Low- and moderate-income families also appreciate Lutheran schools that extend a helping hand. An analysis of private schools by type indicates that Lutheran school families have the lowest median income of all private school types, indicating generous support to families such as ours, who are otherwise unable to afford such education.
Question 4: What do you need from the church?
While homeschoolers are in an ideal position to support Lutheran educators and parents adapting to remote learning, we have neither the pride nor foolishness to admit we have all the answers. And if homeschoolers seem exhausted when asked, “But what about socialization?” or defensive when a teacher offers to mentor, it’s because we are. Exhausted and defensive from years of critique, that is. Even so, we could still use the support of our churches and Lutheran schools.
Socialization opportunity isn’t a problem generally. From progressive co-ops (small groups of parents and children who meet for informal classes) that invited us to their pagan sun worship ceremonies to evangelical co-ops that confronted my children on the evils of Harry Potter, socialization opportunities for homeschoolers are abundant. However, likeminded, Christ-centered homeschool socialization with other Lutherans is often lacking.
In my family’s decade of homeschooling and multiple moves among several LCMS congregations, we’ve experienced the spectrum of homeschool embrace, from cold shoulders to open arms. We’ve been told that an LCMS church with a vacant school had no room for our homeschool group to meet or that homeschoolers might create discipline problems within a Lutheran school setting. These unjust rebukes sting.
But we have experienced balm on those wounds from pastors and school leaders who have welcomed us to chapel services, part-time classes and field trips.
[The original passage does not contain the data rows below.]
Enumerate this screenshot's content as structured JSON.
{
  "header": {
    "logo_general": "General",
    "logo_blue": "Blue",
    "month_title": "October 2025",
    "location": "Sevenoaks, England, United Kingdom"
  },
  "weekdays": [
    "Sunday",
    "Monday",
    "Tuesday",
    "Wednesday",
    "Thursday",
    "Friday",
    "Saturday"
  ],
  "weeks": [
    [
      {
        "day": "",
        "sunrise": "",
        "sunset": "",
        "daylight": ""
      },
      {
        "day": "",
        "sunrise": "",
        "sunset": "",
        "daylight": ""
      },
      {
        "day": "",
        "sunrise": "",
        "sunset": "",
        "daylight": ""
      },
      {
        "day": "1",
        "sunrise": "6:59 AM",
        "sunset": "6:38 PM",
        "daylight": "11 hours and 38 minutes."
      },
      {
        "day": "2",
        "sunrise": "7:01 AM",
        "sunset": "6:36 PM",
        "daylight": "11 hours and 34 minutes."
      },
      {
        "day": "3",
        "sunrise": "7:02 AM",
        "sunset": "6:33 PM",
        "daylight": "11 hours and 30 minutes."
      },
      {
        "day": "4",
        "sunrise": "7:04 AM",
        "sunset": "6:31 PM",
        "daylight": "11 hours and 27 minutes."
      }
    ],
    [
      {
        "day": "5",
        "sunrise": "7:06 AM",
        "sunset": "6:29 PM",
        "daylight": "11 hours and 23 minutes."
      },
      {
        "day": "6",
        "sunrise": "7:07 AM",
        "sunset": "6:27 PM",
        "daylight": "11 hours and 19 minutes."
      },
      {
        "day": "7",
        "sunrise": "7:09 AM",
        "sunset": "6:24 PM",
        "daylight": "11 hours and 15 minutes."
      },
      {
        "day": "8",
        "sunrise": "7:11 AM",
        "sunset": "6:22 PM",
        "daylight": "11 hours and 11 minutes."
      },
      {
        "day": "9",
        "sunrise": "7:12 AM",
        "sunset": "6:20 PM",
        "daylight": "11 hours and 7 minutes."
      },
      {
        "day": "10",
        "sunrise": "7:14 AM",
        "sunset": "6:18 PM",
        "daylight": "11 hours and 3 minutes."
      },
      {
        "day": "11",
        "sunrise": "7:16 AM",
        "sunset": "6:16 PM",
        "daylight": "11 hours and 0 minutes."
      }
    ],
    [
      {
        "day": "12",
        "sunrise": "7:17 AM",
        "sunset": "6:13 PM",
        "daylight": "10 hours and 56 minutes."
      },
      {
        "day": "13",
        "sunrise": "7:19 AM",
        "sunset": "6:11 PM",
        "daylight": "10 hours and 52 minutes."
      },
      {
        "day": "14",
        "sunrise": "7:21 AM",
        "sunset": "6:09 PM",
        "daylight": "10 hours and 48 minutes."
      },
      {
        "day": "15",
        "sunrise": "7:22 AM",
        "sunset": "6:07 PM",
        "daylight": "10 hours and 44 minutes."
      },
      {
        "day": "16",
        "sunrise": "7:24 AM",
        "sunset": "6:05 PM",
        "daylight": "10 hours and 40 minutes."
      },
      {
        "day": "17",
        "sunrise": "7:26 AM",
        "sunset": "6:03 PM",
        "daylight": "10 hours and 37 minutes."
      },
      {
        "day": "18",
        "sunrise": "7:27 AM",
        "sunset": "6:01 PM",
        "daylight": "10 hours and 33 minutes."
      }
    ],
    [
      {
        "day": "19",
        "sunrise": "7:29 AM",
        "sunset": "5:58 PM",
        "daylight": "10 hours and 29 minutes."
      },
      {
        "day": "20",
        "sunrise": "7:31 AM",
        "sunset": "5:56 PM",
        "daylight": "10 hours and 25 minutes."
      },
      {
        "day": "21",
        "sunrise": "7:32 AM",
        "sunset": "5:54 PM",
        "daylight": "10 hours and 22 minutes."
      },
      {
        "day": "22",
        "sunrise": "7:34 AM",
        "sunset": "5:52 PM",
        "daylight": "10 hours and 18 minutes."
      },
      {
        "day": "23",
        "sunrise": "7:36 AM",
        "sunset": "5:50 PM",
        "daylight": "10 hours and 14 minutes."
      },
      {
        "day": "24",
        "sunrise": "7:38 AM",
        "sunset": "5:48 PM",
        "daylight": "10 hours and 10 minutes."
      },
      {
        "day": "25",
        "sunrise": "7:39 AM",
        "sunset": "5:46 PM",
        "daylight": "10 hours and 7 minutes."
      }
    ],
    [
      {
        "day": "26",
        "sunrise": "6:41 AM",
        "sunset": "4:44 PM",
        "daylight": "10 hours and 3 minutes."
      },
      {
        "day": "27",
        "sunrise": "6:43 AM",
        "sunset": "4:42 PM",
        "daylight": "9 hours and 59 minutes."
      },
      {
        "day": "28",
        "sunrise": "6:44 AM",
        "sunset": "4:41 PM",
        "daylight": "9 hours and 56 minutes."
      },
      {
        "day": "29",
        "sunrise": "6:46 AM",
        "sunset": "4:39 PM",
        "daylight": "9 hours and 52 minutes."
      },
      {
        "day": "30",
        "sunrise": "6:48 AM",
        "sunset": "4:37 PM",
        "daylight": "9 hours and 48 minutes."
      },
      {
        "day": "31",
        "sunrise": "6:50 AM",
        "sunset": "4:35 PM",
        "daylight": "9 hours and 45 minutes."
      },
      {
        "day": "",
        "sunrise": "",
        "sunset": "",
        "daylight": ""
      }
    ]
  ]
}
We have experienced the joy of churches that share space for homeschool families to learn and worship together. Lutheran schools that embrace homeschool families not only offer academic and extracurricular opportunity, they also offer part-time students the unique opportunity to be built in faith and truth by and with Lutheran friends.
We still homeschool our girls, but our son desired to learn with others for his high school years. Though I was initially disappointed about discontinuing his homeschooling, that rejection turned to thanksgiving as his home education melded fairly seamlessly into the challenging curriculum and character-building friendships of a classical Lutheran high school. There, we savor a school that holds parents as partners in educating children and nurturing them in the faith and backs their commitment with generous scholarships for children who could not otherwise attend.
This give-and-take between church, school and homeschooling families is not easy. It requires compromise, understanding and patience. But taking time to ask homeschoolers questions — to be curious, not judgmental — benefits more than just the adults in the conversation. Striving toward mutual understanding and support ultimately helps the children we love and strengthens congregations. Curiosity might just hit the bullseye for advancing Lutheran education.
Editor’s Note: The Lutheran Witness welcomes letters for both print and online publication. The online letters are more general in nature whereas print letters provide feedback on our print publication. If you would like to submit a letter, you may do so on our contact page. While these letters will receive a light edit prior to publication, they are not submitted to doctrinal review. Print letters are limited to 150 words.